NCCETC Launches The 50 States of Electric Vehicles Quarterly Report
Finds 43 States Took Action on Electric Vehicles in 2017
Raleigh, N.C. – (February 7, 2018) The N.C. Clean Energy Technology Center (NCCETC) launched its new report series, The 50 States of Electric Vehicles, with a special 2017 Review issue. The new series, which will take the form of quarterly reports beginning with Q1 2018, provides insights on state regulatory and legislative discussions and actions on electric vehicles and charging infrastructure.
Key Electric Vehicle Actions in 2017
The report finds that 43 states and the District of Columbia took some type of action related to electric vehicles during 2017 (see figure below). Specifically, the report finds that:
- 34 states considered or adopted changes to the regulation of electric vehicles, including registration fees, electricity resale rules, and siting of charging infrastructure.
- 20 states plus D.C. took action to study or investigate some aspect of electric vehicles.
- 19 state + D.C. considered or approved new financial incentive programs, or changes to existing incentive programs for electric vehicles or electric vehicle supply equipment.
- Utilities or legislatures in 17 states plus D.C. took action related to the deployment of electric vehicles and charging infrastructure.
- 17 states considered policy changes to encourage electric vehicle market development.
- Utilities or state legislatures in 13 states plus D.C. considered new utility rate tariffs for electric vehicle charging, or changes to existing tariffs.

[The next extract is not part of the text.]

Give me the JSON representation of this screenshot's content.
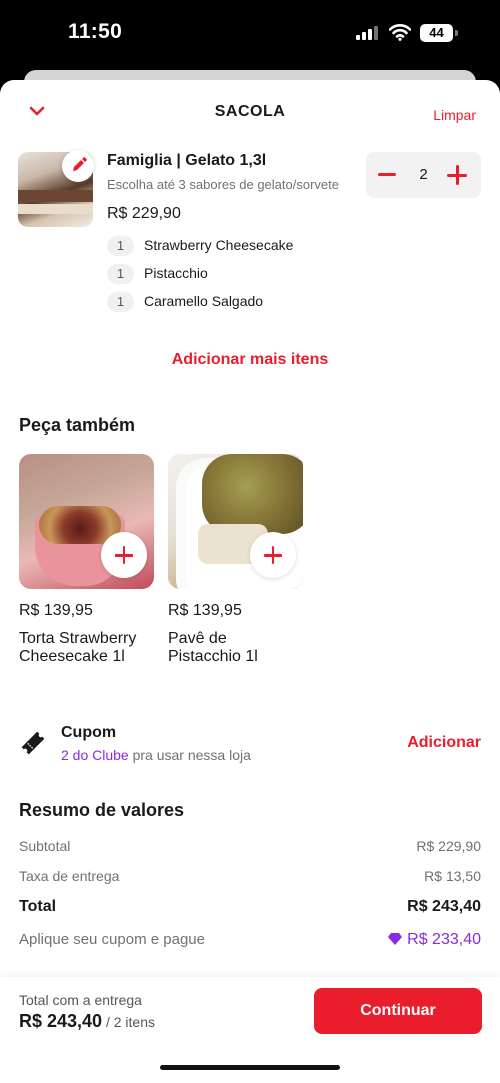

2017 Legislative and Regulatory Action on Electric Vehicles
“As projections for the number of electric vehicles sold continues to rise, we see many states taking pre-emptive steps to help facilitate and prepare for this transition,” noted Heather Brutz, Clean Transportation Program Manager at NCCETC. “This includes directly funding vehicles and infrastructure, streamlining the permitting process, and preparing for a transportation funding future where gasoline-powered vehicles make up a smaller percentage of vehicles on the road.”
The report finds that a total of 227 state and utility-level actions related to electric vehicles were proposed, pending, or decided in 2017, with California, New York, Massachusetts, and Minnesota seeing the greatest number of actions during the year. The most common actions were related to electric vehicle fees, rebate programs, utility tariffs for electric vehicle charging and electric vehicle studies.

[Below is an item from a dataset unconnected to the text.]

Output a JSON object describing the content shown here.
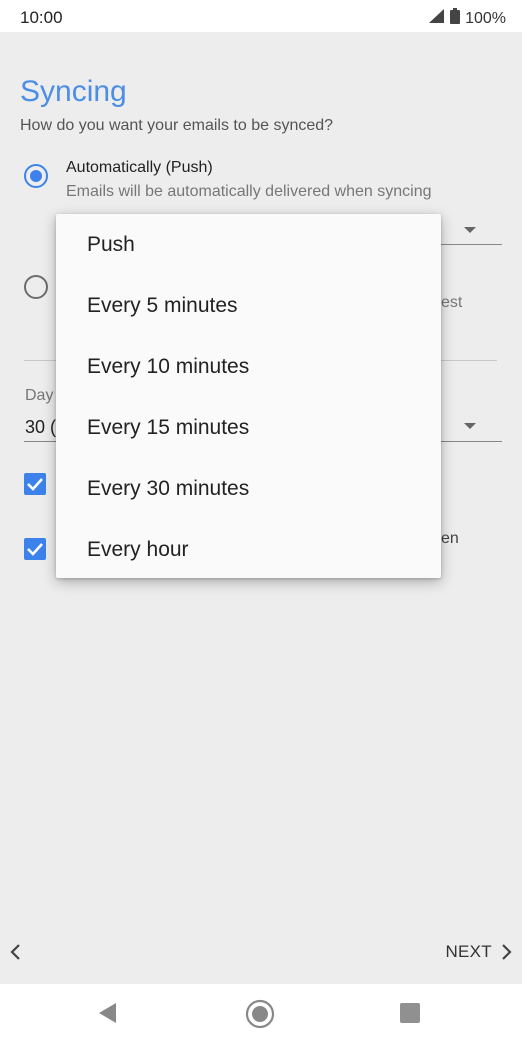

The report also notes top electric vehicle policy trends of 2017:
- State policymakers and regulators addressing barriers to charging infrastructure development;
- Investigation of electric vehicles as part of broader grid modernization efforts;

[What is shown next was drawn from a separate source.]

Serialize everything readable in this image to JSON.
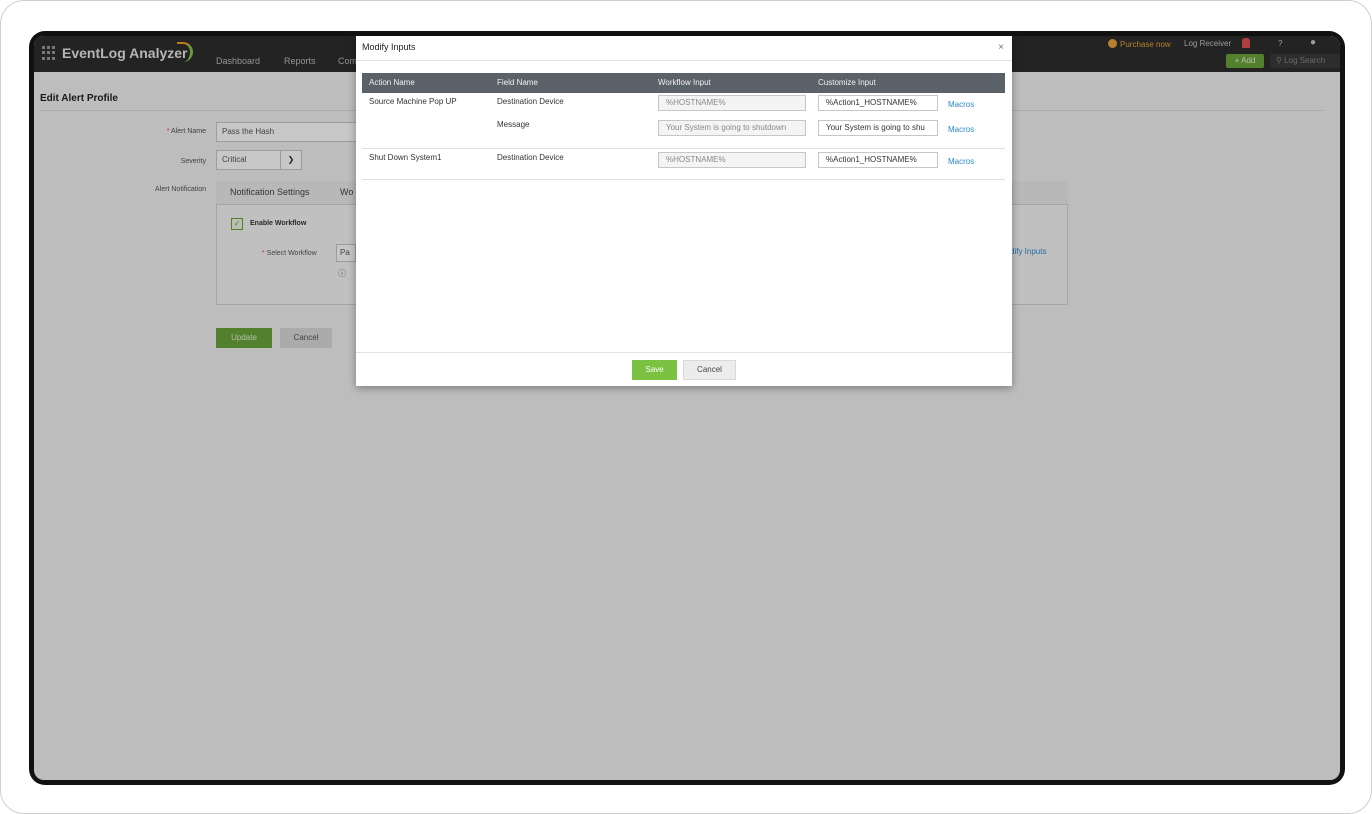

- Funding for electric vehicle infrastructure moving beyond level 2 charging;
- Utilities proposing dedicated electric vehicle charging rates;
- States and utilities expanding incentives for electric vehicles and charging infrastructure; and
- States considering additional fees for electric vehicle owners.
“As states and utilities undertake grid modernization efforts, electric vehicles are consistently being included in these discussions,” said Autumn Proudlove, Manager of Policy Research at NCCETC. “Key issues under consideration in 2017 were utility rate design for electric vehicle charging and the role of utilities in deploying charging infrastructure.”
Media Contact: Shannon Helm, NCCETC, email@example.com